### TASK:
Pick out the lines below that contain the string "JSON" and copy them all.

### DATASET EXCERPTS:
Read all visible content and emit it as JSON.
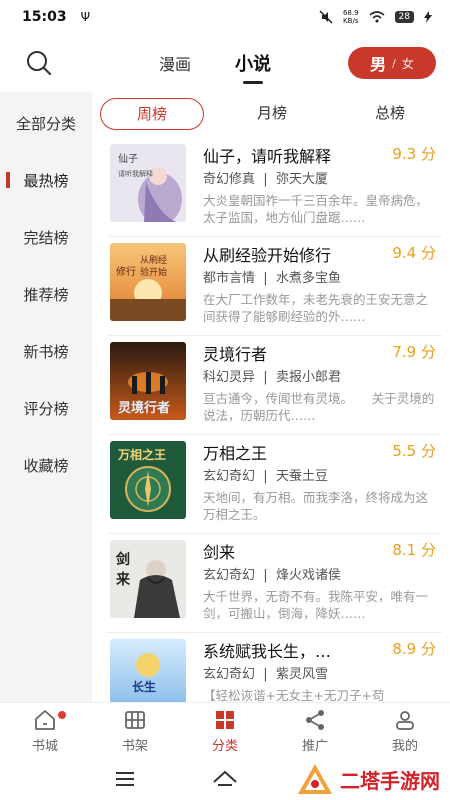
{
  "status_bar": {
    "time": "15:03",
    "usb_glyph": "Ψ",
    "net_speed_value": "68.9",
    "net_speed_unit": "KB/s",
    "battery": "28"
  },
  "header": {
    "tabs": [
      {
        "label": "漫画"
      },
      {
        "label": "小说"
      }
    ],
    "active_tab": "小说",
    "gender_toggle": {
      "male": "男",
      "sep": "/",
      "female": "女"
    }
  },
  "sidebar": {
    "items": [
      {
        "label": "全部分类"
      },
      {
        "label": "最热榜"
      },
      {
        "label": "完结榜"
      },
      {
        "label": "推荐榜"
      },
      {
        "label": "新书榜"
      },
      {
        "label": "评分榜"
      },
      {
        "label": "收藏榜"
      }
    ],
    "active": "最热榜"
  },
  "rank_tabs": [
    {
      "label": "周榜"
    },
    {
      "label": "月榜"
    },
    {
      "label": "总榜"
    }
  ],
  "books": [
    {
      "title": "仙子，请听我解释",
      "score": "9.3 分",
      "genre": "奇幻修真",
      "author": "弥天大厦",
      "desc": "大炎皇朝国祚一千三百余年。皇帝病危，太子监国，地方仙门盘踞……"
    },
    {
      "title": "从刷经验开始修行",
      "score": "9.4 分",
      "genre": "都市言情",
      "author": "水煮多宝鱼",
      "desc": "在大厂工作数年，未老先衰的王安无意之间获得了能够刷经验的外……"
    },
    {
      "title": "灵境行者",
      "score": "7.9 分",
      "genre": "科幻灵异",
      "author": "卖报小郎君",
      "desc": "亘古通今，传闻世有灵境。　　关于灵境的说法，历朝历代……"
    },
    {
      "title": "万相之王",
      "score": "5.5 分",
      "genre": "玄幻奇幻",
      "author": "天蚕土豆",
      "desc": "天地间，有万相。而我李洛，终将成为这万相之王。"
    },
    {
      "title": "剑来",
      "score": "8.1 分",
      "genre": "玄幻奇幻",
      "author": "烽火戏诸侯",
      "desc": "大千世界，无奇不有。我陈平安，唯有一剑，可搬山，倒海，降妖……"
    },
    {
      "title": "系统赋我长生，…",
      "score": "8.9 分",
      "genre": "玄幻奇幻",
      "author": "紫灵风雪",
      "desc": "【轻松诙谐+无女主+无刀子+苟"
    }
  ],
  "bottom_nav": [
    {
      "label": "书城",
      "icon": "home-icon"
    },
    {
      "label": "书架",
      "icon": "bookshelf-icon"
    },
    {
      "label": "分类",
      "icon": "category-icon"
    },
    {
      "label": "推广",
      "icon": "share-icon"
    },
    {
      "label": "我的",
      "icon": "profile-icon"
    }
  ],
  "watermark": {
    "text": "二塔手游网"
  },
  "colors": {
    "accent": "#c8392b",
    "score": "#e9a020",
    "sidebar_bg": "#f4f4f4"
  }
}
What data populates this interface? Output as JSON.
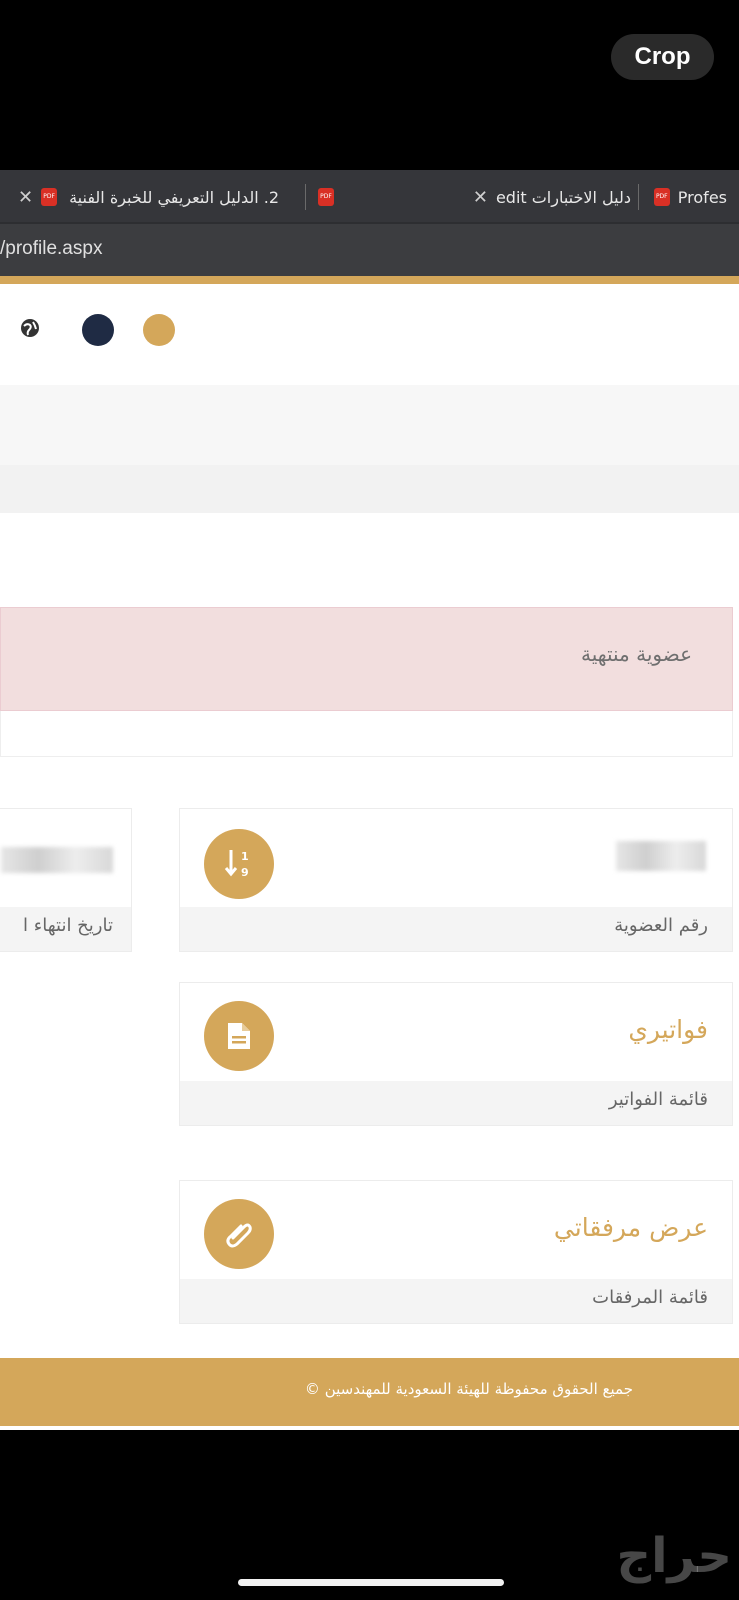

### EXERCISE ANSWER:
Read all visible content and emit it as JSON.
What data populates this interface? Output as JSON.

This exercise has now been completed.